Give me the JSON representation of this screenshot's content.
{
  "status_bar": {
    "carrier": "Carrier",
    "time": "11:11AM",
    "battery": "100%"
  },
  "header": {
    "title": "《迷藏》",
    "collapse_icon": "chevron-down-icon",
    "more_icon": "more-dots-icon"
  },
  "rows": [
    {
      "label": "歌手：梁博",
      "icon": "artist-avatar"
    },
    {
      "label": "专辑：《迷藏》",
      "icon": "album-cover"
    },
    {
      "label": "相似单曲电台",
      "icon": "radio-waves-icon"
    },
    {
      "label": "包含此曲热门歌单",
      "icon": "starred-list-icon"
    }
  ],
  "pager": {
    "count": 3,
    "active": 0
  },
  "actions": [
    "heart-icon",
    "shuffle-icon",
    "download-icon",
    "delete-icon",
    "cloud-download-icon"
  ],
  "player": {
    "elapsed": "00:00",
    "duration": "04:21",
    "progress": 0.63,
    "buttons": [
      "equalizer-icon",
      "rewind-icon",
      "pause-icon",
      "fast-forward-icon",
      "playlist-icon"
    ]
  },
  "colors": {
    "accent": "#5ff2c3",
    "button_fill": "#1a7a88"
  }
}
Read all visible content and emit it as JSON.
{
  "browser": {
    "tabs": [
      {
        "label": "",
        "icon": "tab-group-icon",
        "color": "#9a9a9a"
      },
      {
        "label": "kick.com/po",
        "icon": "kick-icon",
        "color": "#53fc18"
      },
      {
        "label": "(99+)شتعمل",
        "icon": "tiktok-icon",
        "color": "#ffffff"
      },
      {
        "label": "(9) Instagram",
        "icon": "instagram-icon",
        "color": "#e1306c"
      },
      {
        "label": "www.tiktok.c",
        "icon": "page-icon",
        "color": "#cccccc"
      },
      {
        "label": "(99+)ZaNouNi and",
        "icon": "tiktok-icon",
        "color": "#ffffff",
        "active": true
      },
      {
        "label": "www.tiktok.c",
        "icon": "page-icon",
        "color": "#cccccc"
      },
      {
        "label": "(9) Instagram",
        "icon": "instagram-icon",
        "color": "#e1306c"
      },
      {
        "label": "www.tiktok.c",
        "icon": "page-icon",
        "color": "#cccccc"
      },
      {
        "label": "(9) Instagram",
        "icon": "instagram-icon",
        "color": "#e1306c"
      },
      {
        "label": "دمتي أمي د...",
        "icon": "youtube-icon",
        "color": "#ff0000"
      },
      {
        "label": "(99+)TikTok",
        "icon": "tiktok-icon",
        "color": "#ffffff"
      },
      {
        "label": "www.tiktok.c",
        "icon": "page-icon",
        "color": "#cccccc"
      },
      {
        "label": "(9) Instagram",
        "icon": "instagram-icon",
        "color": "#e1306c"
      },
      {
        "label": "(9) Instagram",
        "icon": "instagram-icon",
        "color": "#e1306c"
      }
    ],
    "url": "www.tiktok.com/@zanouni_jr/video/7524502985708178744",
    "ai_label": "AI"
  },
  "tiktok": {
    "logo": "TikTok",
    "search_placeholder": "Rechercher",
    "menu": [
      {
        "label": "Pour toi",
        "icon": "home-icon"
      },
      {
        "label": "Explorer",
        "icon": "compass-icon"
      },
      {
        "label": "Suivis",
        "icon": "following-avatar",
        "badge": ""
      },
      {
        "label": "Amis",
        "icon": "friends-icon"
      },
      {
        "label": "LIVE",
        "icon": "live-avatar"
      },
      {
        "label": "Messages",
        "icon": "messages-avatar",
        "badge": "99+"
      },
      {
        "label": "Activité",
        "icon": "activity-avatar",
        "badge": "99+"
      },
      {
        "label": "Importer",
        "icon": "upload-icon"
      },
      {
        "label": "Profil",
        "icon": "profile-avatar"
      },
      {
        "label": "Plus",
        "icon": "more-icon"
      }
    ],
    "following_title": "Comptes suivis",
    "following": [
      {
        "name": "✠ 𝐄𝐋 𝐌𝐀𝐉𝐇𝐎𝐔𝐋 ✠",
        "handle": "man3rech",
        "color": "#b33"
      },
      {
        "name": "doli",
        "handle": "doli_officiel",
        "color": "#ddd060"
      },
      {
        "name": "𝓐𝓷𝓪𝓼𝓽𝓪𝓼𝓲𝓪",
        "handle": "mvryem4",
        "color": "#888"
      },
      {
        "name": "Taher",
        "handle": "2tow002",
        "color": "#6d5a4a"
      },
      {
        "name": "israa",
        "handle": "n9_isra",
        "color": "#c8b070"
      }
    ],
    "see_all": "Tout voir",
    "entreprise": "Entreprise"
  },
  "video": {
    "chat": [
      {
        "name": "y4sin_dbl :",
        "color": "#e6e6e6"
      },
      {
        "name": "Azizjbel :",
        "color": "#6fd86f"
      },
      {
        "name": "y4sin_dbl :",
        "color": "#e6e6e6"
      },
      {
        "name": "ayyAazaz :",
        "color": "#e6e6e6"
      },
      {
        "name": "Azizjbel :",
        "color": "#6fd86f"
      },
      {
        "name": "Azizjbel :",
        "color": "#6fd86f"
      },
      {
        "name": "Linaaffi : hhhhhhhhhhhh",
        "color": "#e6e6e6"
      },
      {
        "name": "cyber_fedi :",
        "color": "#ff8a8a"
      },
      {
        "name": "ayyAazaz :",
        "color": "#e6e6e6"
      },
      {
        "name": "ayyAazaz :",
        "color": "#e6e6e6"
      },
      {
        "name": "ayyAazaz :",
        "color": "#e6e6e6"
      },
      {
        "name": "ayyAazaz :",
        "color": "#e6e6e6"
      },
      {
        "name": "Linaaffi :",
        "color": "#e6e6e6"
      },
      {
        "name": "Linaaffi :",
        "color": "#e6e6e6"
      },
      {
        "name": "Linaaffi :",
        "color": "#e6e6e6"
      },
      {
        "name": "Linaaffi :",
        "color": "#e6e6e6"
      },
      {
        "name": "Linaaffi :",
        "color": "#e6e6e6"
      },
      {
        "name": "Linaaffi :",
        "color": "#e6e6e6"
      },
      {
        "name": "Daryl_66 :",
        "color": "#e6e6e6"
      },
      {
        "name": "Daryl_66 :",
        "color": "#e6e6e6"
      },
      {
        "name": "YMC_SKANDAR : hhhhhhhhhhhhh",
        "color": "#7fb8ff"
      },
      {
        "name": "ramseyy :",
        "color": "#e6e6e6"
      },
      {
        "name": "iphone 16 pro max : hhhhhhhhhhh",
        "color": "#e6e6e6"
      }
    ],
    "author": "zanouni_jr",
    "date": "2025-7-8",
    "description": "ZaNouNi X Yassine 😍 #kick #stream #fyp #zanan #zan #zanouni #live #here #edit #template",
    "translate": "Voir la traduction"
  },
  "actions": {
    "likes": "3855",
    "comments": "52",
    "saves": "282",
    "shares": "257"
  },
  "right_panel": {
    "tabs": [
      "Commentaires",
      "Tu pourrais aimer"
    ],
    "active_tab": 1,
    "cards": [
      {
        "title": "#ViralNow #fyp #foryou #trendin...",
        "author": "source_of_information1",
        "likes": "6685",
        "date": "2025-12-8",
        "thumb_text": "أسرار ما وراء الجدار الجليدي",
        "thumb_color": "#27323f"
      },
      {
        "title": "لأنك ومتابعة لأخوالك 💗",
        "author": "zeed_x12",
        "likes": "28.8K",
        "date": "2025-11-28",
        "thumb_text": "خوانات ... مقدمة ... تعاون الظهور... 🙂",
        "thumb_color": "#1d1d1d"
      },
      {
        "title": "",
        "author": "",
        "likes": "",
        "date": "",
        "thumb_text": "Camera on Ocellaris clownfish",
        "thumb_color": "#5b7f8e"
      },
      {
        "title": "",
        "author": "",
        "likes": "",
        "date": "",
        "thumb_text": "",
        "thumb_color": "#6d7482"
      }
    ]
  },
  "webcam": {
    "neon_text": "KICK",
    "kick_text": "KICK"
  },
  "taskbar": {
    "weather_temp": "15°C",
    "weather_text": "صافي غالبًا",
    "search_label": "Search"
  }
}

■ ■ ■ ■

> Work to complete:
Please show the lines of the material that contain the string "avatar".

> Result of the exercise:
      "icon": "artist-avatar"
        "icon": "following-avatar",
        "icon": "live-avatar"
        "icon": "messages-avatar",
        "icon": "activity-avatar",
        "icon": "profile-avatar"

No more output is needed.